Murder at the ancient, abandoned Benedictine monastery of San Donato--where a group of Rome-dwelling English/American ladies (bankers' wives) have gathered to admire the frescoes and hear another smashing lecture from aging, charismatic art-historian Charles Mowbray. It's a steamy, stormy assemblage. Beverley Backhouse and Hedda Hardegen are (it's hinted) lesbian lovers, though Beverley is also dallying with a Dutch art-dealer (who has tagged along). Dr. Mowbray's lush Italian wife Rafaella is hated by both Beverley (whose husband adores Rafaella) and pouty artist Juliette Deneuve (who adores Dr. Mowbray). Meanwhile, too, Rafaella is rekindling her old flame for art-gallery-owner Renato Barbicinti--another tag-along, like rich Japanese art-collector Mr. Tsuda.
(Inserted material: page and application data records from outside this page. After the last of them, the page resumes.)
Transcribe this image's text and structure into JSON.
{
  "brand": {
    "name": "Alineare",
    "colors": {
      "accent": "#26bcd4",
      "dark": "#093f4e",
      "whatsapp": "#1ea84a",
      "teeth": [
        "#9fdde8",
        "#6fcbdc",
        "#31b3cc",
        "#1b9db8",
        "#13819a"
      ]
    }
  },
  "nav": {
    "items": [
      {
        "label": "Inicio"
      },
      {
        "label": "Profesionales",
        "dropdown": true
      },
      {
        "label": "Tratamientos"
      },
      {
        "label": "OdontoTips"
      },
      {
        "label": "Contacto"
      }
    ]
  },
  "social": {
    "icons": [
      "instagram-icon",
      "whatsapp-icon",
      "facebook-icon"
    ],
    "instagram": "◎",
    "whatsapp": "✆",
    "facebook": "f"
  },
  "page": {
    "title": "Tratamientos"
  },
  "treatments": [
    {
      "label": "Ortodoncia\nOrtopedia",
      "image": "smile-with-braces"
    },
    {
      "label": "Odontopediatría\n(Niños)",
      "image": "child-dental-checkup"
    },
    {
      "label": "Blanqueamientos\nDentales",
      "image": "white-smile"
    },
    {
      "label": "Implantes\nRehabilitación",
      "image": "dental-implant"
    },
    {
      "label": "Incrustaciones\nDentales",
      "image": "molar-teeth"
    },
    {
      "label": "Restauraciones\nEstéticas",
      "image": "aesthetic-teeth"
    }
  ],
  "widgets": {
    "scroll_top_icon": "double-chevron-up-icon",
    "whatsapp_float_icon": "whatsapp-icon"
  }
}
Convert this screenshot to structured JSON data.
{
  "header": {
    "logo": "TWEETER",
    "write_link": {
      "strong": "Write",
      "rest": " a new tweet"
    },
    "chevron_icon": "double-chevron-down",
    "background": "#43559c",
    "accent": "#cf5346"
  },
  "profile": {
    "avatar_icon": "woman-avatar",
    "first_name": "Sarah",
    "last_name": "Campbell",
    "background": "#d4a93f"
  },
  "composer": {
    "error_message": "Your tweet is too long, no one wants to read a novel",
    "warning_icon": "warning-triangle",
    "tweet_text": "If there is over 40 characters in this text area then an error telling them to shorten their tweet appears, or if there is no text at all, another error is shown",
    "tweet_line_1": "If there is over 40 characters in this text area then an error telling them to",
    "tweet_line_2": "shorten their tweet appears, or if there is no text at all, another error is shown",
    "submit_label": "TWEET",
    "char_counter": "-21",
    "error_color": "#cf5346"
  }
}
So there are suspects galore when Rafaella is shot and pushed off a cliff--though the subsequent murder of Mr. Tsuda is (initially) more surprising. And once Commissario Gadda (who arrives by police helicopter) realizes that all the mayhem is linked to a recently stolen Bellini masterpiece, the two-part solution becomes clear rather quickly. Few surprises, little drama, and no strongly appealing people amid the large cast--but the posh expatriate scene is sketched with tart edge, and the art-world/art-history textures add a bit of richness to this light, mildly ironic diversion.

Pub Date: Sept. 1st, 1987
Publisher: Doubleday